- EXERCISE MATERIAL

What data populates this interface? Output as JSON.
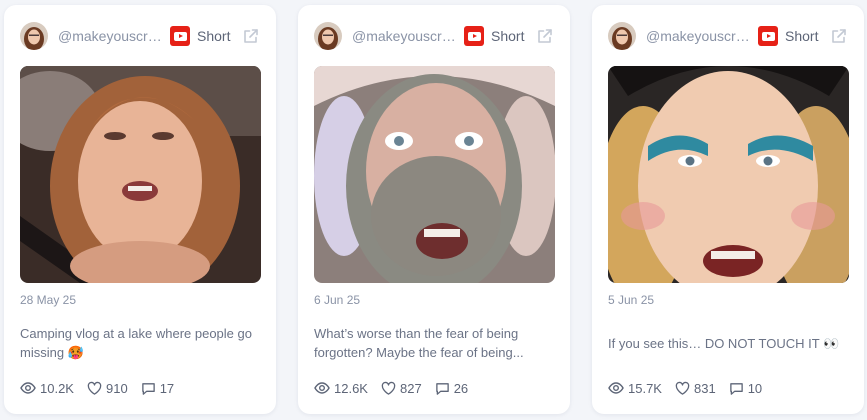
{
  "cards": [
    {
      "handle": "@makeyouscre...",
      "platform_icon": "youtube-icon",
      "type_label": "Short",
      "date": "28 May 25",
      "title": "Camping vlog at a lake where people go missing 🥵",
      "views": "10.2K",
      "likes": "910",
      "comments": "17"
    },
    {
      "handle": "@makeyouscre...",
      "platform_icon": "youtube-icon",
      "type_label": "Short",
      "date": "6 Jun 25",
      "title": "What’s worse than the fear of being forgotten? Maybe the fear of being...",
      "views": "12.6K",
      "likes": "827",
      "comments": "26"
    },
    {
      "handle": "@makeyouscre...",
      "platform_icon": "youtube-icon",
      "type_label": "Short",
      "date": "5 Jun 25",
      "title": "If you see this… DO NOT TOUCH IT 👀",
      "views": "15.7K",
      "likes": "831",
      "comments": "10"
    }
  ],
  "colors": {
    "youtube_red": "#e62117",
    "card_bg": "#ffffff",
    "page_bg": "#f3f5f9",
    "muted_text": "#8a93a6"
  }
}
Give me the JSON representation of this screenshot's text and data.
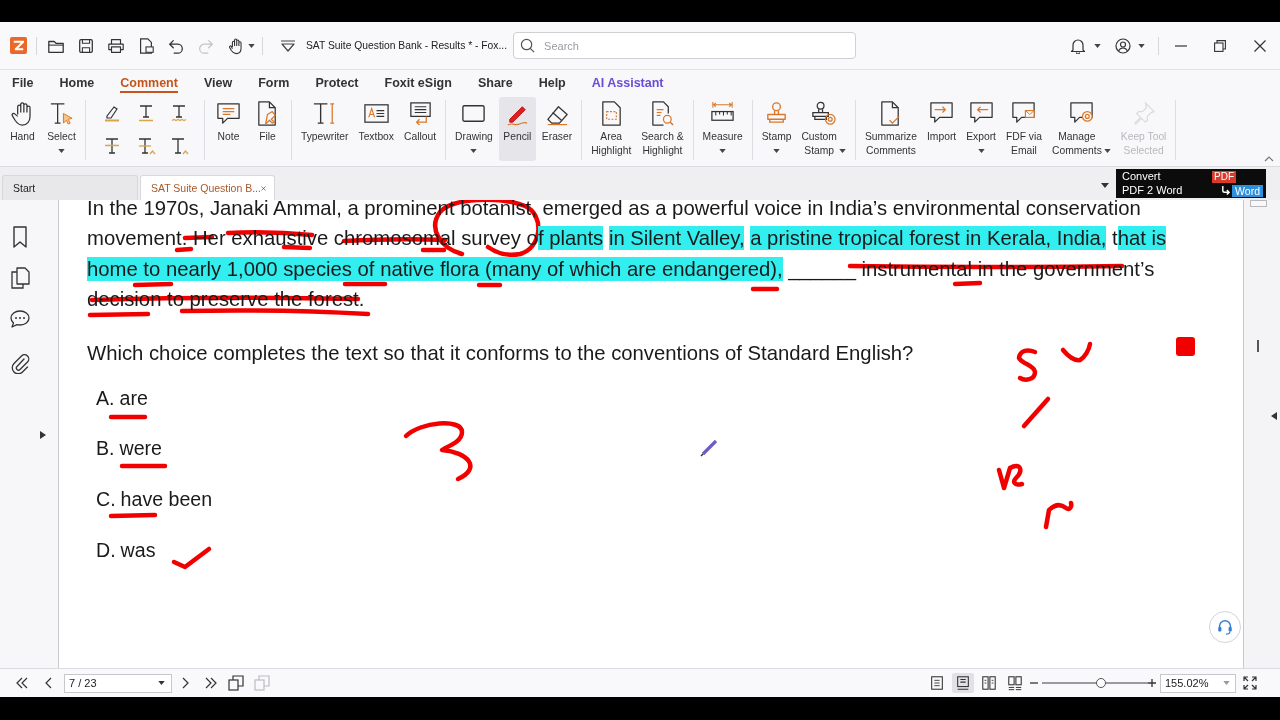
{
  "title_bar": {
    "quick_access": [
      {
        "disabled": false
      },
      {
        "disabled": false
      },
      {
        "disabled": false
      },
      {
        "disabled": false
      },
      {
        "disabled": false
      },
      {
        "disabled": true
      },
      {
        "disabled": false
      }
    ],
    "title": "SAT Suite Question Bank - Results * - Fox...",
    "search": {
      "placeholder": "Search"
    }
  },
  "menu_tabs": [
    {
      "label": "File",
      "kind": "standard",
      "selected": false
    },
    {
      "label": "Home",
      "kind": "standard",
      "selected": false
    },
    {
      "label": "Comment",
      "kind": "standard",
      "selected": true
    },
    {
      "label": "View",
      "kind": "standard",
      "selected": false
    },
    {
      "label": "Form",
      "kind": "standard",
      "selected": false
    },
    {
      "label": "Protect",
      "kind": "standard",
      "selected": false
    },
    {
      "label": "Foxit eSign",
      "kind": "standard",
      "selected": false
    },
    {
      "label": "Share",
      "kind": "standard",
      "selected": false
    },
    {
      "label": "Help",
      "kind": "standard",
      "selected": false
    },
    {
      "label": "AI Assistant",
      "kind": "assistant",
      "selected": false
    }
  ],
  "ribbon": {
    "groups": [
      {
        "items": [
          {
            "label": "Hand",
            "kind": "tool",
            "selected": false,
            "disabled": false
          },
          {
            "label": "Select",
            "kind": "dropdown",
            "selected": false,
            "disabled": false
          }
        ]
      },
      {
        "items": [
          {
            "label": "Note",
            "kind": "tool",
            "selected": false,
            "disabled": false
          },
          {
            "label": "File",
            "kind": "tool",
            "selected": false,
            "disabled": false
          }
        ]
      },
      {
        "items": [
          {
            "label": "Typewriter",
            "kind": "tool",
            "selected": false,
            "disabled": false
          },
          {
            "label": "Textbox",
            "kind": "tool",
            "selected": false,
            "disabled": false
          },
          {
            "label": "Callout",
            "kind": "tool",
            "selected": false,
            "disabled": false
          }
        ]
      },
      {
        "items": [
          {
            "label": "Drawing",
            "kind": "dropdown",
            "selected": false,
            "disabled": false
          },
          {
            "label": "Pencil",
            "kind": "tool",
            "selected": true,
            "disabled": false
          },
          {
            "label": "Eraser",
            "kind": "tool",
            "selected": false,
            "disabled": false
          }
        ]
      },
      {
        "items": [
          {
            "label": "Area\nHighlight",
            "kind": "tool",
            "selected": false,
            "disabled": false
          },
          {
            "label": "Search &\nHighlight",
            "kind": "tool",
            "selected": false,
            "disabled": false
          }
        ]
      },
      {
        "items": [
          {
            "label": "Measure",
            "kind": "dropdown",
            "selected": false,
            "disabled": false
          }
        ]
      },
      {
        "items": [
          {
            "label": "Stamp",
            "kind": "dropdown",
            "selected": false,
            "disabled": false
          },
          {
            "label": "Custom\nStamp",
            "kind": "split",
            "selected": false,
            "disabled": false
          }
        ]
      },
      {
        "items": [
          {
            "label": "Summarize\nComments",
            "kind": "tool",
            "selected": false,
            "disabled": false
          },
          {
            "label": "Import",
            "kind": "tool",
            "selected": false,
            "disabled": false
          },
          {
            "label": "Export",
            "kind": "dropdown",
            "selected": false,
            "disabled": false
          },
          {
            "label": "FDF via\nEmail",
            "kind": "tool",
            "selected": false,
            "disabled": false
          },
          {
            "label": "Manage\nComments",
            "kind": "split",
            "selected": false,
            "disabled": false
          },
          {
            "label": "Keep Tool\nSelected",
            "kind": "tool",
            "selected": false,
            "disabled": true
          }
        ]
      }
    ]
  },
  "document_tabs": [
    {
      "label": "Start",
      "selected": false,
      "closable": false
    },
    {
      "label": "SAT Suite Question B...",
      "selected": true,
      "closable": true
    }
  ],
  "promo": {
    "line_1": "Convert",
    "line_2": "PDF 2 Word",
    "badge_from": "PDF",
    "badge_to": "Word"
  },
  "document": {
    "passage": [
      {
        "text": "In the 1970s, Janaki Ammal, a prominent botanist, emerged as a powerful voice in India’s environmental conservation movement. Her exhaustive chromosomal survey o",
        "highlighted": false
      },
      {
        "text": "f plants ",
        "highlighted": true
      },
      {
        "text": "in Silent Valley, ",
        "highlighted": true
      },
      {
        "text": "a pristine tropical forest in Kerala, India,",
        "highlighted": true
      },
      {
        "text": " t",
        "highlighted": false
      },
      {
        "text": "hat is home to nearly 1,000 species of native flora (many of which are endangered),",
        "highlighted": true
      },
      {
        "text": " ______ instrumental in the government’s decision to preserve the forest.",
        "highlighted": false
      }
    ],
    "question": "Which choice completes the text so that it conforms to the conventions of Standard English?",
    "choices": [
      {
        "letter": "A.",
        "text": "are"
      },
      {
        "letter": "B.",
        "text": "were"
      },
      {
        "letter": "C.",
        "text": "have been"
      },
      {
        "letter": "D.",
        "text": "was"
      }
    ]
  },
  "status_bar": {
    "page_field": {
      "value": "7 / 23"
    },
    "page_tools": [
      {
        "disabled": false
      },
      {
        "disabled": true
      }
    ],
    "view_modes": [
      {
        "selected": false
      },
      {
        "selected": true
      },
      {
        "selected": false
      },
      {
        "selected": false
      }
    ],
    "zoom": {
      "level": 0.56,
      "value": "155.02%"
    }
  }
}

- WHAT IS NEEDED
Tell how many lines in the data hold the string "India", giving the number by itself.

- TASK RESPONSE
2